On cross, Mr Nicholas Johnson KC for the prosecution sought to initially to shift blame from the old hospital premises and poor maintenance onto adults putting things down sinks and thus causing the flooding. He continued in this way by having the plumber confirm that while events described in the report may have taken a basin here or there out of service, there were always hand washing facilities available around the unit.
During cross, Mr Mansutti recalled and described a further incident not recorded in the hospital system (therefore demonstrating that the hospital data system for recording incidents and maintenance was incomplete) in which sewerage had flooded neonatal room 1. He said he recalled it because of the disgust it had evoked and that work had been done to move that particular burst pipe around and away from the room. Mr Johnson KC’s final rejoinder was that half of the incidents listed during evidence in chief occured outside the neonatal unit, to which Mr Mansutti replied that there should not have been a direct effect on the (neonatal) unit for those days.
For several reasons this witness’ testimony, and the prosecutor’s manner during cross examination, stood out to me.
Hospital Wastewater (HWW) is a well known and common source of some very lethal disinfectant- and antibiotic-resistant pathogens. Even with the best measures of hospital care worker (HCW) cleanliness and aseptic technique they have been seen to persist on surfaces and in fixtures, and to compomise already infirm patients, long after the original colonisation of the pathogen.
There have been many hundreds of reports of outbreaks related to HWW pathogens in hospitals, mostly in ICU and NICU units, over the last four decades. However, and somewhat incredibly, some systematic reviews have shown that while incidents have increased in almost every other country during the last decade, reports from NHS hospitals have declined to, in some cases, zero.
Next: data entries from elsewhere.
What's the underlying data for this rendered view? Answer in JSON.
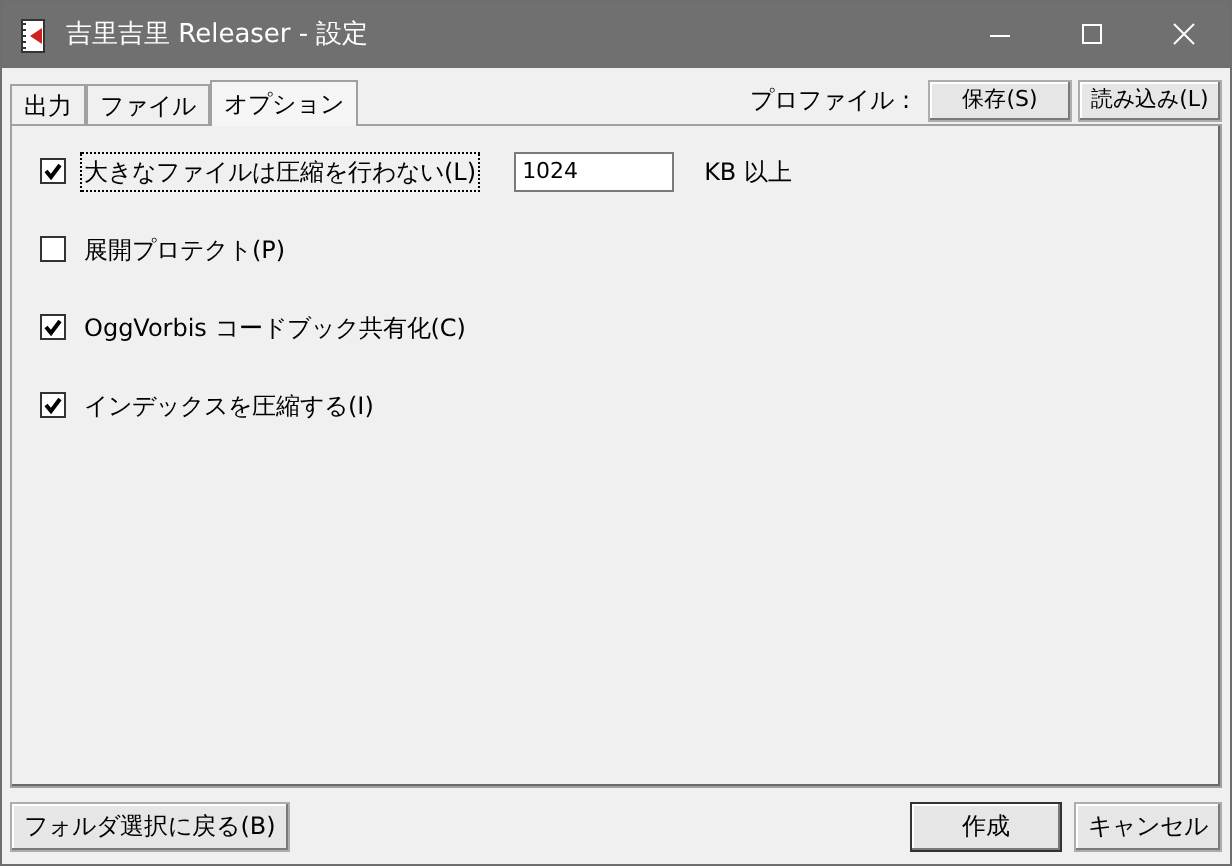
{
  "window": {
    "title": "吉里吉里 Releaser - 設定"
  },
  "tabs": [
    {
      "label": "出力",
      "selected": false
    },
    {
      "label": "ファイル",
      "selected": false
    },
    {
      "label": "オプション",
      "selected": true
    }
  ],
  "profile": {
    "label": "プロファイル :",
    "buttons": [
      "保存(S)",
      "読み込み(L)"
    ]
  },
  "options": [
    {
      "label": "大きなファイルは圧縮を行わない(L)",
      "checked": true,
      "focused": true,
      "field": {
        "value": "1024",
        "unit": "KB 以上"
      }
    },
    {
      "label": "展開プロテクト(P)",
      "checked": false,
      "focused": false
    },
    {
      "label": "OggVorbis コードブック共有化(C)",
      "checked": true,
      "focused": false
    },
    {
      "label": "インデックスを圧縮する(I)",
      "checked": true,
      "focused": false
    }
  ],
  "footer": {
    "back": "フォルダ選択に戻る(B)",
    "buttons": [
      {
        "label": "作成",
        "default": true
      },
      {
        "label": "キャンセル",
        "default": false
      }
    ]
  }
}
With some studies failing to identify any reports of outbreaks in the UK since 1989 (e.g.: Hu & Robinson, 2010). It would be incredible (meaning not credible) to think that they are occuring everywhere else in the world EXCEPT the UK. This suggests that doctors in the UK are either: (i) failing to test for cases; (ii) failing to identify cases; (iii) failing to report and document cases; (iv) failing to publish such reports; or (v) an institutional policy to cover up the existence of some outbreaks.
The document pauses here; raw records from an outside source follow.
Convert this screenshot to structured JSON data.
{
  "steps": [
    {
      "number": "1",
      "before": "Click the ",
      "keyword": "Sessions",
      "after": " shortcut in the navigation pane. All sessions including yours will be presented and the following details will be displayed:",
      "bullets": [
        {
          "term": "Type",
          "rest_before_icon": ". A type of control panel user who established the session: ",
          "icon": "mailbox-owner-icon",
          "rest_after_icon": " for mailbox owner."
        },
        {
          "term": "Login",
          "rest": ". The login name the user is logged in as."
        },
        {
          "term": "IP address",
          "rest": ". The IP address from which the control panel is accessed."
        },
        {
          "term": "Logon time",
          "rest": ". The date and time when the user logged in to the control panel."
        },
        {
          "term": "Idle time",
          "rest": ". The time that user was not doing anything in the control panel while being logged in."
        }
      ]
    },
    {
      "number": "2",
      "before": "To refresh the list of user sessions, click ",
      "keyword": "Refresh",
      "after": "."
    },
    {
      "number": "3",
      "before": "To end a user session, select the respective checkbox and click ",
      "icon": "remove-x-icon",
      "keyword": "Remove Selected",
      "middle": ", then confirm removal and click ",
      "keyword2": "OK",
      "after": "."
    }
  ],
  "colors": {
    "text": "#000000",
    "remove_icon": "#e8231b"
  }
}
That the final imputation from the prosecution barrister and the response he clearly intended the jury to hear1 were intended to mislead the jury into believing that if a HWW incident occured in the area next door to the neonatal unit, this could not lead to transferance of potentially harmful pathogens into the neonatal unit. As we will see as my series of articles progresses, this is not the case. The ways in which some HWW pathogens can be unwittingly transferred across hospital campuses, and even between hospitals, is simply mindboggling.
In the next article we will consider the most frequent and therefore most likely pathogens that can colonise a hospital ward, especially as it relates to HWW. Over the course of the next couple of articles we will look at research that shows that HWW pathogens colonise neonatal units more frequently than any other part of the hospital, that they infect premature and underweight babies more often than any other patient, and consider the pathophysiology of HWW pathogen infection and compare it to the signs and symptoms described by the medical witnesses in Lucy’s case.
The next post in this series can be found here
It is commonly taught in legal schools that you don’t ask a question you don’t already know the answer to. In this case the response received from Mr Mansutti was very likely the response Mr Johnson intended the jury to hear.